Self-hatred is a poison, it is our worst enemy spiritually and personally. It is the most debilitating thinking the mind creates.

The other day an ashramite came to see me and said, ‘I hate myself, I never feel good enough.’ I immediately thought of Swamiji’s story about an answer to a question he asked Baba during his time in Ganeshpuri in the seventies. His ego was troubling him. He was having thoughts that depleted his shakti and hurt him. Baba said, ‘Do not think you are a king or a beggar. Think, “I am Shiva; I am the Self.”

Swamiji’s demand is that we hold to the space of the Self. As he says, ‘the clear space of good feeling.’ Or, as Bhagavan says, bhavano rakho, maintain the good feeling. Swamiji encourages us to forgive every slight, every hurt, every pain, in every moment. Inwardly we let go of the temptation to blame and attack others for what they didn’t say to us, or give us, didn’t treat us well enough or honour us enough. When we cannot let go of this thinking love turns to poison within. And, in this state the mind creates good reasons to escalate enmity.

To watch someone in the grip of hatred, whether of themselves or another is painful, hurtful and frustrating. When people turn away from the Guru, from the Self, from Satsang it is as painful for the ones who are left as it is for the one leaving.

The heartbreak is especially poignant when that person has been a loving and close companion for many years. How is it that a mind can turn negative so quickly and without warning? How is it that someone who said they love you suddenly becomes an enemy? How is it that love suddenly turns to judgment? This is a great mystery.

To maintain good feeling sounds simple, but after all these years of sadhana I see that it is always possible to fall prey to a sense of unworthiness. Just because we have been meditating and doing practices for years we can still be vulnerable to destructive behaviour and negative thinking.

Bhagavan Nityananda once said, ‘it’s all dust!’ In time the material world, including our bodies become dust. I think he is reminding us that nothing is worth fighting about. To focus on that which is peaceful and loving and not on dissatisfaction requires a commitment to our own loving heart. Instead of venting anger we hold to a higher value like compassion and wisdom. I have always held the Guru as a beacon of love that never fades, never withdraws, and never wavers.

We will confront events that seem unforgivable, or that do not bring peace. These events  destabilise our life and relationships. If we succumb to the pain and do not dissolve it into Consciousness then we get stuck in the moment the pain happened, forever frozen in a memory of suffering.

The great beings forgive the unforgivable. It is their power of unconditional love that attracts weary and broken hearted seekers. They hold to that which is eternal, loving and wise. Their interests are not of this world but the world of Consciousness. They are not concerned whether a person is high born or not, whether a person is rich or poor, whether a person is sick or well, whether a person is the ‘right type.’ They are only interested in the spiritual well-being of each individual that comes before them. To see, hear and watch how the great beings love, teaches us to love the same way.

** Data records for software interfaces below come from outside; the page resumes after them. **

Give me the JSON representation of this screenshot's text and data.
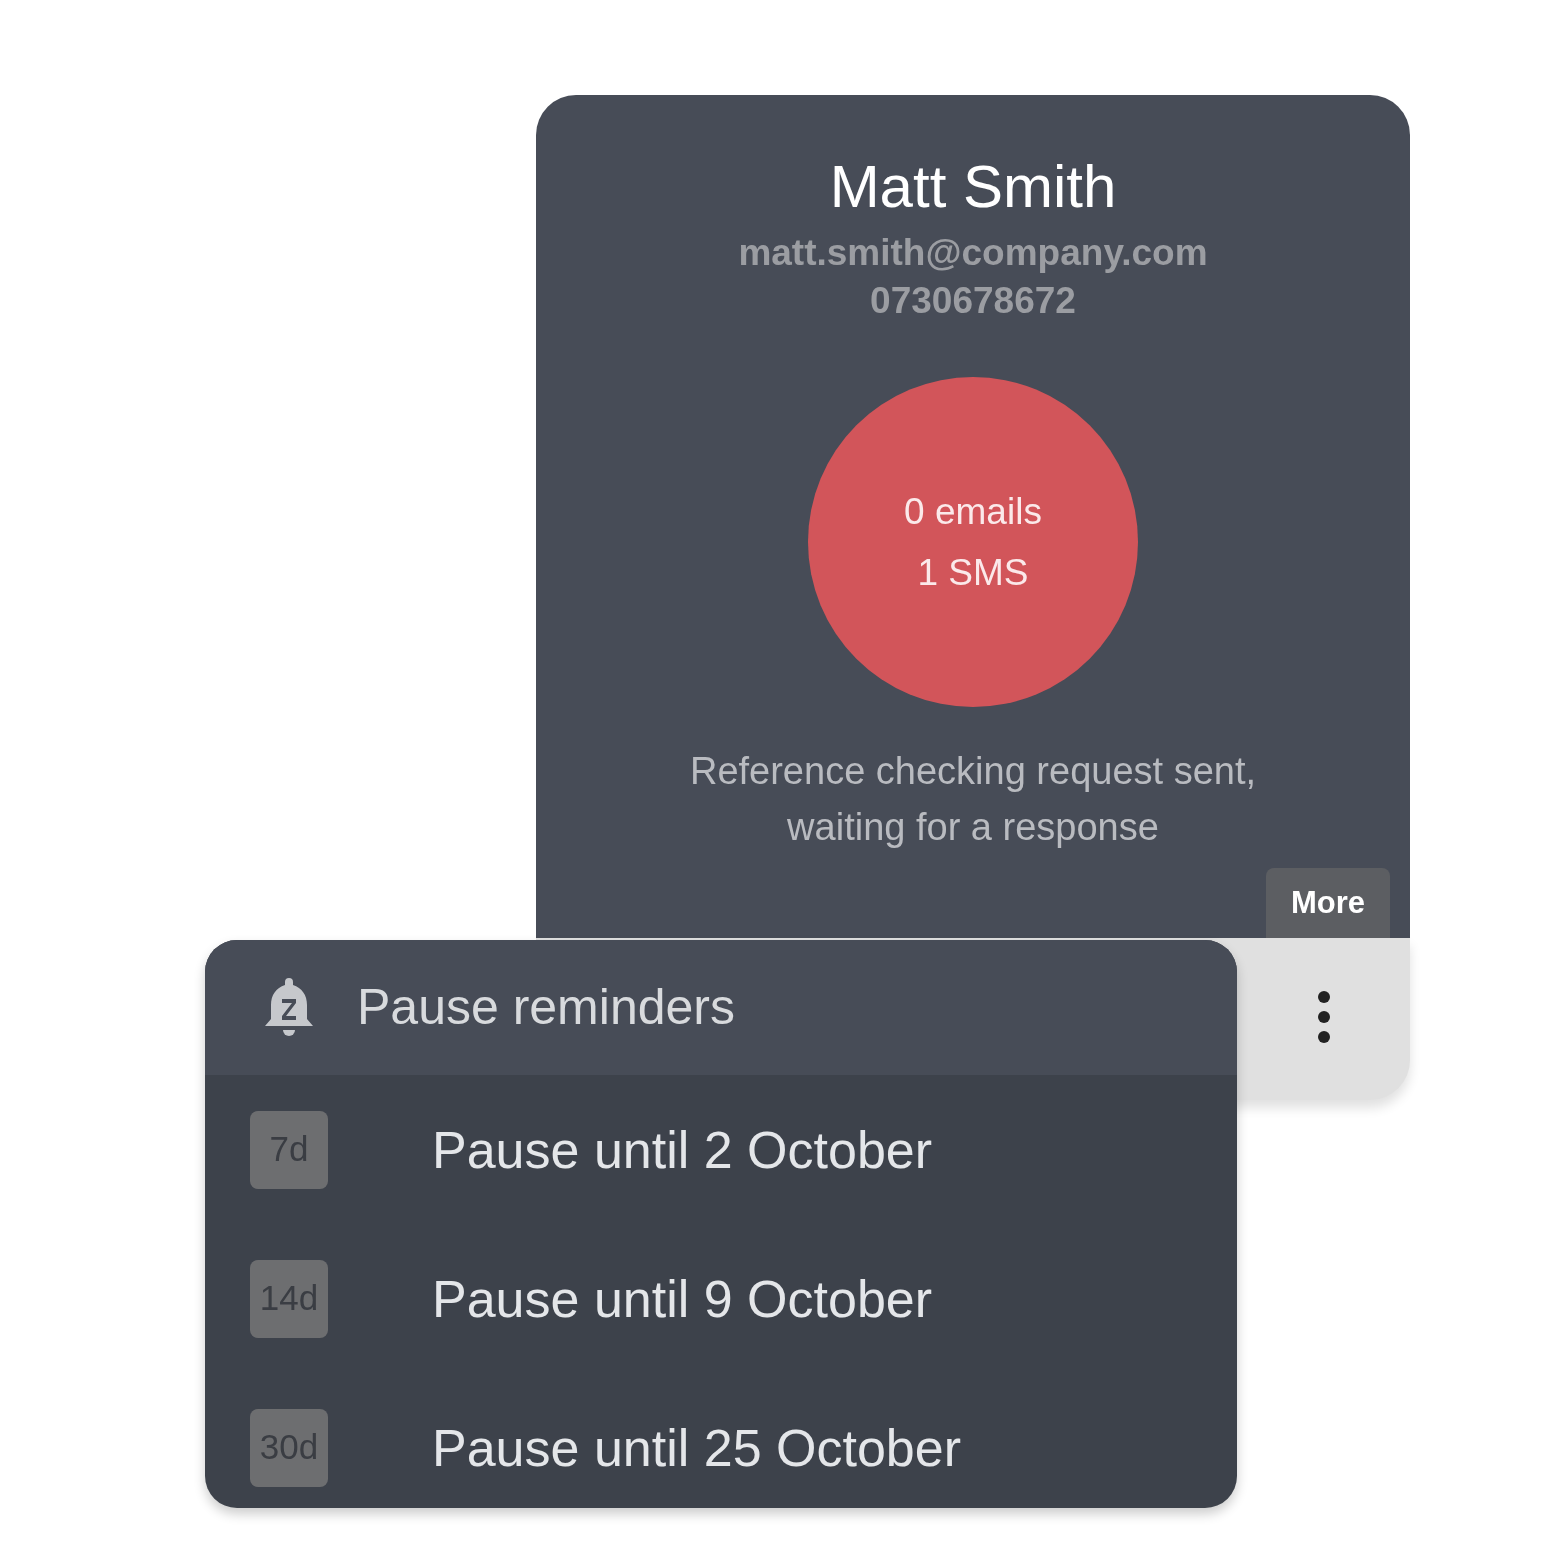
{
  "contact": {
    "name": "Matt Smith",
    "email": "matt.smith@company.com",
    "phone": "0730678672"
  },
  "stats": [
    "0 emails",
    "1 SMS"
  ],
  "status_text": "Reference checking request sent, waiting for a response",
  "more_button": "More",
  "menu": {
    "title": "Pause reminders",
    "items": [
      {
        "badge": "7d",
        "label": "Pause until 2 October"
      },
      {
        "badge": "14d",
        "label": "Pause until 9 October"
      },
      {
        "badge": "30d",
        "label": "Pause until 25 October"
      }
    ]
  }
}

Swami Muktananda writes poetically on love:

Just as the earth remains the same no matter who comes and goes on it, so true love remains unchanging and independent. Love penetrates your entire being. Love is Consciousness.